89 (passed away May. 17th, 1992)
Mar. 11th, 1903
Strasburg, North Dakota, USA
Lawrence Welk's Main TV Roles
Main Movie Roles
Guest TV Roles[none found]
The accordion maestro provided nearly two decades of squeaky-clean music and family entertainment on TV every Saturday night between 1955 and 1971 on prime-time, and for another 11 years in syndication. His trademarks included his "A uh-one, a uh-two" intro and a perpetual bubble machine.
- He was awarded 2 Stars on the Hollywood Walk of Fame for Recording at 6613 Hollywood Boulevard and for Television at 1601 Vine Street in Hollywood, California.
- His show was initially cancelled by ABC-TV in 1971, after 17 years as a Saturday night perennial on the network, because of a question of viewer demographics. Advertisers and networks were convinced that they should gear their shows to younger, urban audiences, who were thought to have the buying power, and Welk's audience was simply considered too old. In what was then considered a bold move, Welk began producing shows for first-run syndication, and by the start of the 1971 fall season he was back on the air, where he remained until he retired eleven years later. Ironically, many of the stations that carried his show were local ABC affiliates.
- Welk's show was originaly entitled "The Dodge Dancing Party," after his first national sponsor. His longest-lasting sponsors were two over-the-counter medicines, Geritol and Serutan ("That's 'nature's,' spelled backwards!").

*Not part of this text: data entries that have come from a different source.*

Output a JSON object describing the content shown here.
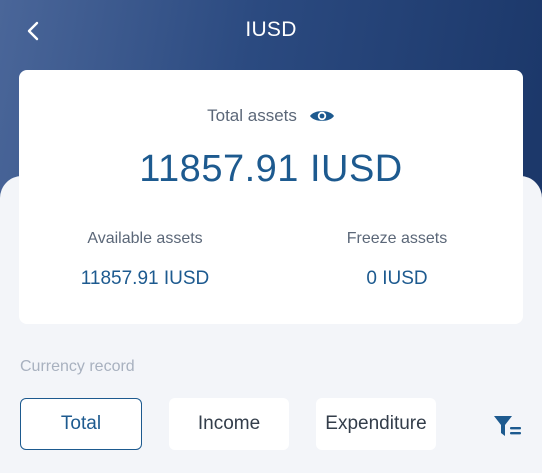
{
  "header": {
    "title": "IUSD",
    "back_icon": "chevron-left-icon"
  },
  "assets": {
    "total_label": "Total assets",
    "visibility_icon": "eye-icon",
    "total_value": "11857.91 IUSD",
    "available_label": "Available assets",
    "available_value": "11857.91 IUSD",
    "freeze_label": "Freeze assets",
    "freeze_value": "0 IUSD"
  },
  "record": {
    "section_label": "Currency record",
    "tabs": [
      {
        "label": "Total",
        "active": true
      },
      {
        "label": "Income",
        "active": false
      },
      {
        "label": "Expenditure",
        "active": false
      }
    ],
    "filter_icon": "filter-icon"
  },
  "colors": {
    "accent": "#1d5a8f",
    "header_start": "#4a6699",
    "header_end": "#1b3769"
  }
}
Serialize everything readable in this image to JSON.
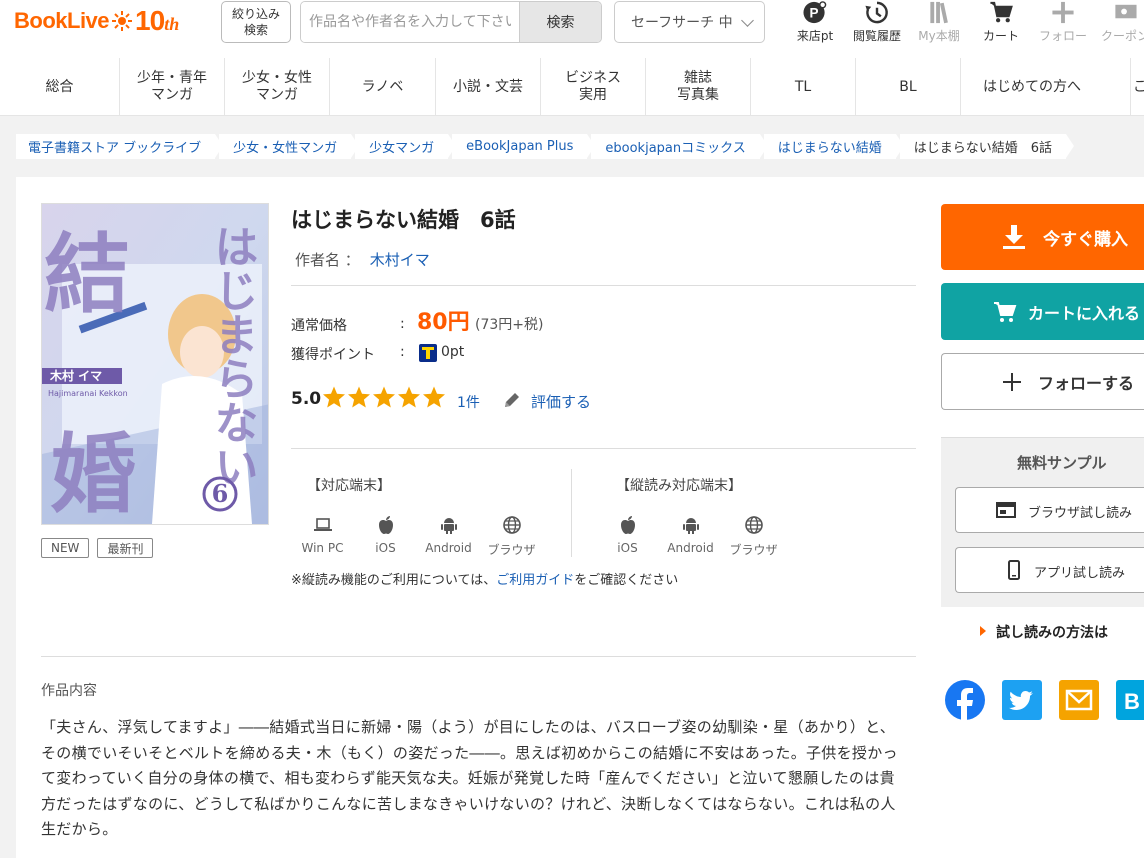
{
  "header": {
    "logo_text": "BookLive",
    "logo_10": "10",
    "logo_th": "th",
    "filter_label_1": "絞り込み",
    "filter_label_2": "検索",
    "search_placeholder": "作品名や作者名を入力して下さい",
    "search_button": "検索",
    "safe_search": "セーフサーチ 中",
    "icons": [
      {
        "name": "points-icon",
        "label": "来店pt"
      },
      {
        "name": "history-icon",
        "label": "閲覧履歴"
      },
      {
        "name": "bookshelf-icon",
        "label": "My本棚"
      },
      {
        "name": "cart-icon",
        "label": "カート"
      },
      {
        "name": "follow-icon",
        "label": "フォロー"
      },
      {
        "name": "coupon-icon",
        "label": "クーポン"
      }
    ]
  },
  "catnav": [
    {
      "line1": "総合",
      "line2": ""
    },
    {
      "line1": "少年・青年",
      "line2": "マンガ"
    },
    {
      "line1": "少女・女性",
      "line2": "マンガ"
    },
    {
      "line1": "ラノベ",
      "line2": ""
    },
    {
      "line1": "小説・文芸",
      "line2": ""
    },
    {
      "line1": "ビジネス",
      "line2": "実用"
    },
    {
      "line1": "雑誌",
      "line2": "写真集"
    },
    {
      "line1": "TL",
      "line2": ""
    },
    {
      "line1": "BL",
      "line2": ""
    }
  ],
  "catnav_firsttime": "はじめての方へ",
  "catnav_more": "こ",
  "breadcrumb": [
    "電子書籍ストア ブックライブ",
    "少女・女性マンガ",
    "少女マンガ",
    "eBookJapan Plus",
    "ebookjapanコミックス",
    "はじまらない結婚",
    "はじまらない結婚　6話"
  ],
  "book": {
    "title": "はじまらない結婚　6話",
    "author_label": "作者名 ：",
    "author": "木村イマ",
    "tags": [
      "NEW",
      "最新刊"
    ],
    "price_label": "通常価格",
    "price": "80円",
    "price_tax": "(73円+税)",
    "point_label": "獲得ポイント",
    "point_value": "0pt",
    "rating": "5.0",
    "rating_stars": 5,
    "rating_count": "1件",
    "review_link": "評価する",
    "cover_title_1": "結",
    "cover_title_2": "婚",
    "cover_title_right": "はじまらない",
    "cover_author": "木村 イマ",
    "cover_volume": "6",
    "cover_sub": "Hajimaranai Kekkon"
  },
  "devices": {
    "head": "【対応端末】",
    "items": [
      "Win PC",
      "iOS",
      "Android",
      "ブラウザ"
    ],
    "vertical_head": "【縦読み対応端末】",
    "vertical_items": [
      "iOS",
      "Android",
      "ブラウザ"
    ],
    "note_prefix": "※縦読み機能のご利用については、",
    "note_link": "ご利用ガイド",
    "note_suffix": "をご確認ください"
  },
  "description": {
    "title": "作品内容",
    "text": "「夫さん、浮気してますよ」――結婚式当日に新婦・陽（よう）が目にしたのは、バスローブ姿の幼馴染・星（あかり）と、その横でいそいそとベルトを締める夫・木（もく）の姿だった――。思えば初めからこの結婚に不安はあった。子供を授かって変わっていく自分の身体の横で、相も変わらず能天気な夫。妊娠が発覚した時「産んでください」と泣いて懇願したのは貴方だったはずなのに、どうして私ばかりこんなに苦しまなきゃいけないの？けれど、決断しなくてはならない。これは私の人生だから。"
  },
  "actions": {
    "buy": "今すぐ購入",
    "cart": "カートに入れる",
    "follow": "フォローする",
    "sample_title": "無料サンプル",
    "browser_sample": "ブラウザ試し読み",
    "app_sample": "アプリ試し読み",
    "howto": "試し読みの方法は"
  },
  "colors": {
    "brand": "#ff6600",
    "cart": "#10a3a3",
    "link": "#1a5fb4",
    "star": "#f5a300"
  }
}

- Inducted into the Big Band and Jazz Hall of Fame in 1989.
- Founder of the still-thriving Lawrence Welk Resort and Country Club in Escondido, California.
- Registered his car with a vanity license plate that read "A1 AN A2".

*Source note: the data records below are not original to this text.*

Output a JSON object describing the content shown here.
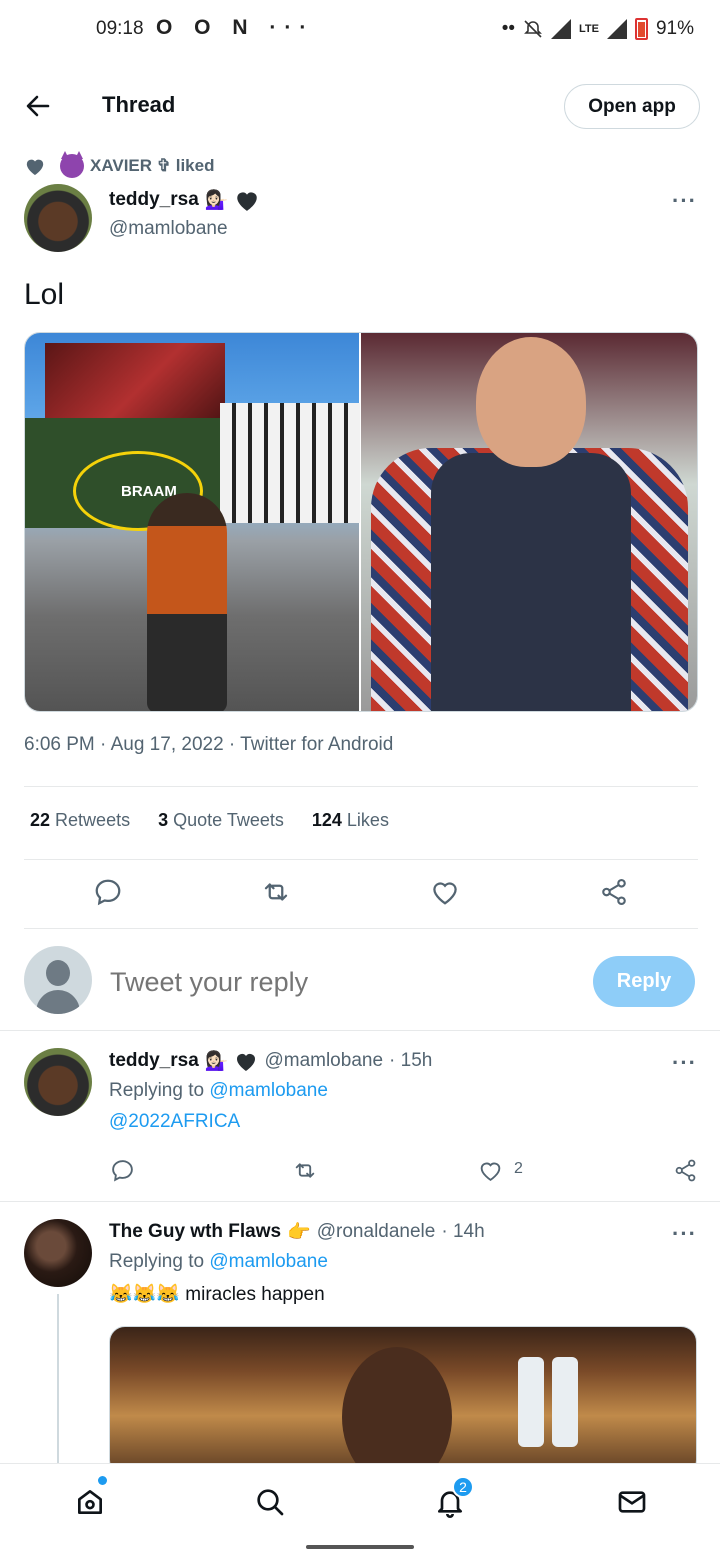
{
  "status_bar": {
    "time": "09:18",
    "left_icons": "O O N ···",
    "right_dots": "••",
    "network": "LTE",
    "battery": "91%"
  },
  "header": {
    "title": "Thread",
    "open_app": "Open app"
  },
  "social_context": {
    "liker": "XAVIER ✞",
    "action": "liked"
  },
  "main_tweet": {
    "name": "teddy_rsa",
    "name_emoji": "💁🏻‍♀️",
    "handle": "@mamlobane",
    "text": "Lol",
    "image_caption": "BRAAM",
    "meta": "6:06 PM · Aug 17, 2022 · Twitter for Android",
    "stats": {
      "retweets_count": "22",
      "retweets_label": "Retweets",
      "quotes_count": "3",
      "quotes_label": "Quote Tweets",
      "likes_count": "124",
      "likes_label": "Likes"
    }
  },
  "reply_box": {
    "placeholder": "Tweet your reply",
    "button": "Reply"
  },
  "replies": [
    {
      "name": "teddy_rsa",
      "name_emoji": "💁🏻‍♀️",
      "handle": "@mamlobane",
      "time": "· 15h",
      "replying_prefix": "Replying to",
      "replying_to": "@mamlobane",
      "text": "@2022AFRICA",
      "likes": "2"
    },
    {
      "name": "The Guy wth Flaws",
      "name_emoji": "👉",
      "handle": "@ronaldanele",
      "time": "· 14h",
      "replying_prefix": "Replying to",
      "replying_to": "@mamlobane",
      "text_emoji": "😹😹😹",
      "text": "miracles happen"
    }
  ],
  "bottom_nav": {
    "notifications_badge": "2"
  },
  "colors": {
    "accent": "#1d9bf0",
    "reply_button": "#8ecdf8",
    "muted": "#536471"
  }
}
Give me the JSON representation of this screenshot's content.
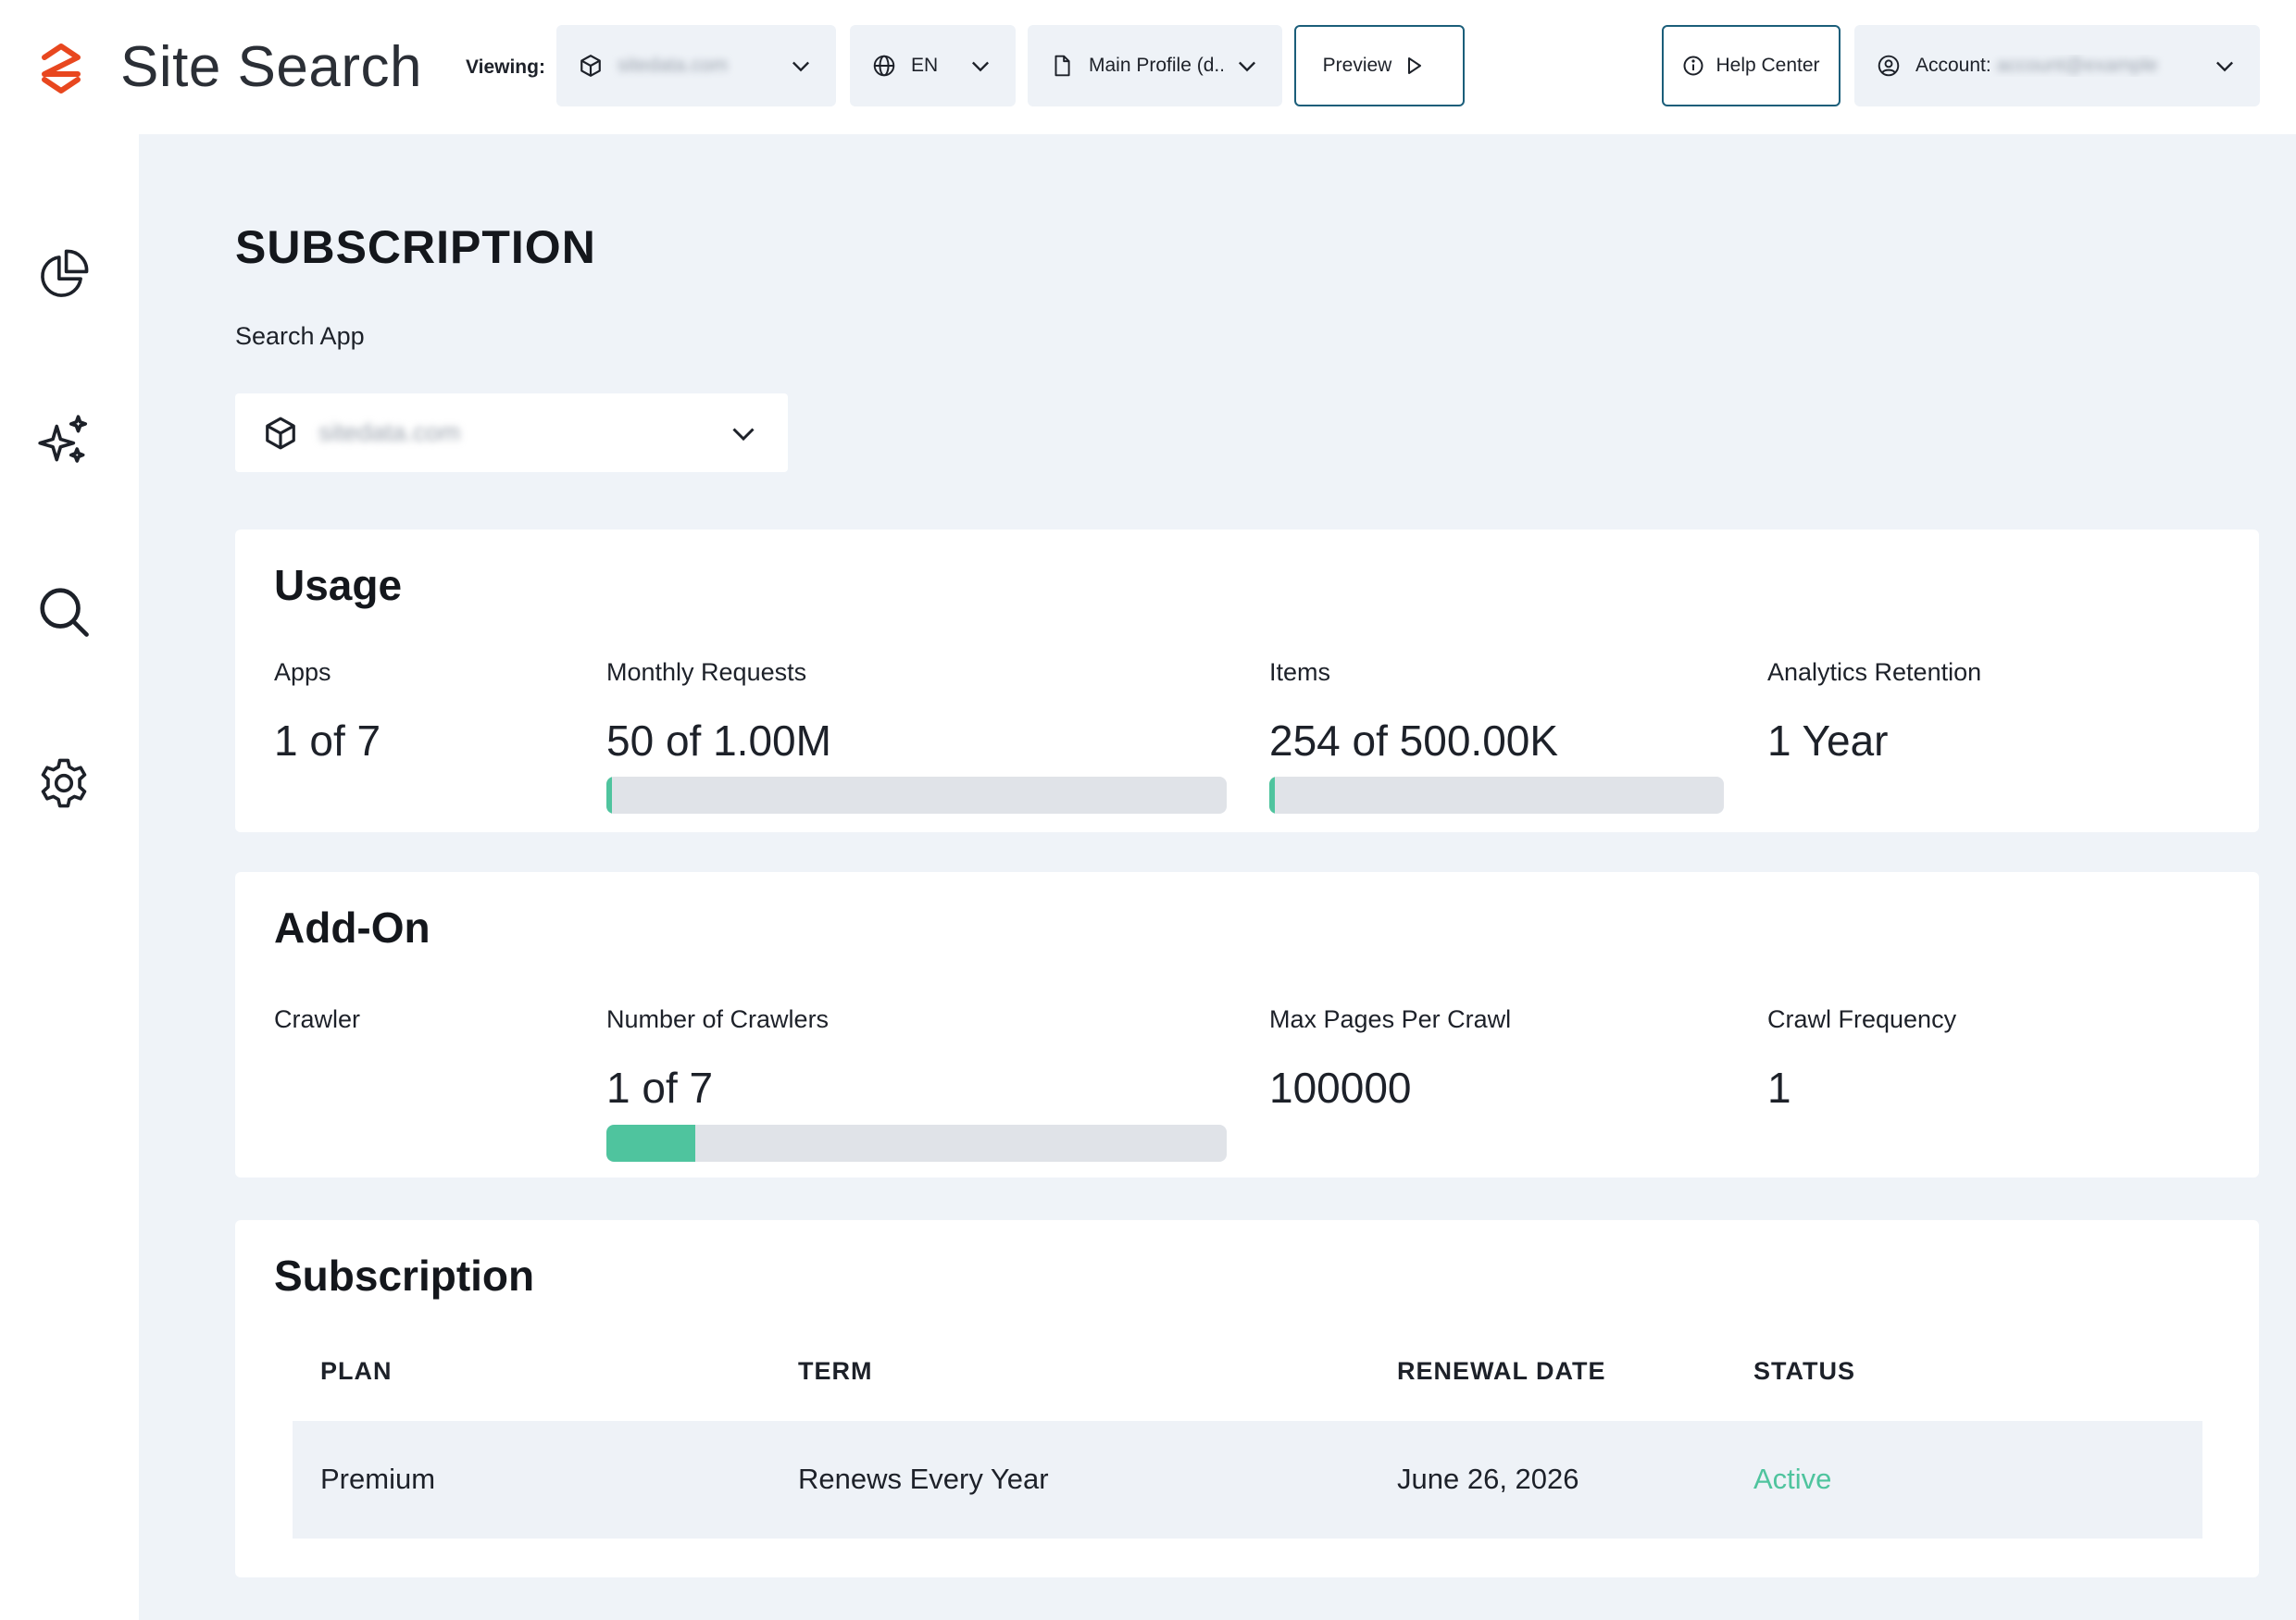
{
  "header": {
    "brand": "Site Search",
    "viewing_label": "Viewing:",
    "app_selector_value": "sitedata.com",
    "language_value": "EN",
    "profile_value": "Main Profile (d...",
    "preview_label": "Preview",
    "help_label": "Help Center",
    "account_label": "Account:",
    "account_value": "account@example"
  },
  "icons": {
    "logo": "site-search-logo",
    "app": "cube-icon",
    "language": "globe-icon",
    "profile": "document-icon",
    "preview": "play-icon",
    "help": "info-circle-icon",
    "account": "user-circle-icon",
    "sidebar": [
      "pie-chart-icon",
      "sparkles-icon",
      "search-icon",
      "gear-icon"
    ]
  },
  "colors": {
    "brand": "#e8471f",
    "accent_border": "#1b5e7a",
    "progress_fill": "#4fc49e",
    "status_active": "#4fc49e",
    "page_background": "#eff3f8"
  },
  "page": {
    "title": "SUBSCRIPTION",
    "search_app_label": "Search App",
    "search_app_value": "sitedata.com"
  },
  "usage": {
    "title": "Usage",
    "metrics": [
      {
        "label": "Apps",
        "value": "1 of 7"
      },
      {
        "label": "Monthly Requests",
        "value": "50 of 1.00M",
        "progress": 5e-05
      },
      {
        "label": "Items",
        "value": "254 of 500.00K",
        "progress": 0.0005
      },
      {
        "label": "Analytics Retention",
        "value": "1 Year"
      }
    ]
  },
  "addon": {
    "title": "Add-On",
    "metrics": [
      {
        "label": "Crawler",
        "value": ""
      },
      {
        "label": "Number of Crawlers",
        "value": "1 of 7",
        "progress": 0.1429
      },
      {
        "label": "Max Pages Per Crawl",
        "value": "100000"
      },
      {
        "label": "Crawl Frequency",
        "value": "1"
      }
    ]
  },
  "subscription": {
    "title": "Subscription",
    "columns": [
      "PLAN",
      "TERM",
      "RENEWAL DATE",
      "STATUS"
    ],
    "rows": [
      {
        "plan": "Premium",
        "term": "Renews Every Year",
        "renewal_date": "June 26, 2026",
        "status": "Active"
      }
    ]
  }
}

- Despite being born in the U.S., he grew up speaking German and did not speak English until he was 21.
- In the early 1990s, the U.S. Congress refused federal funding to restore Welk's boyhood home in Strasburg, N.D., as a museum. His many still loyal fans, hearing of this, donated the money themselves, and to this day the Welk Home and Museum has been restored and maintained entirely by private funds.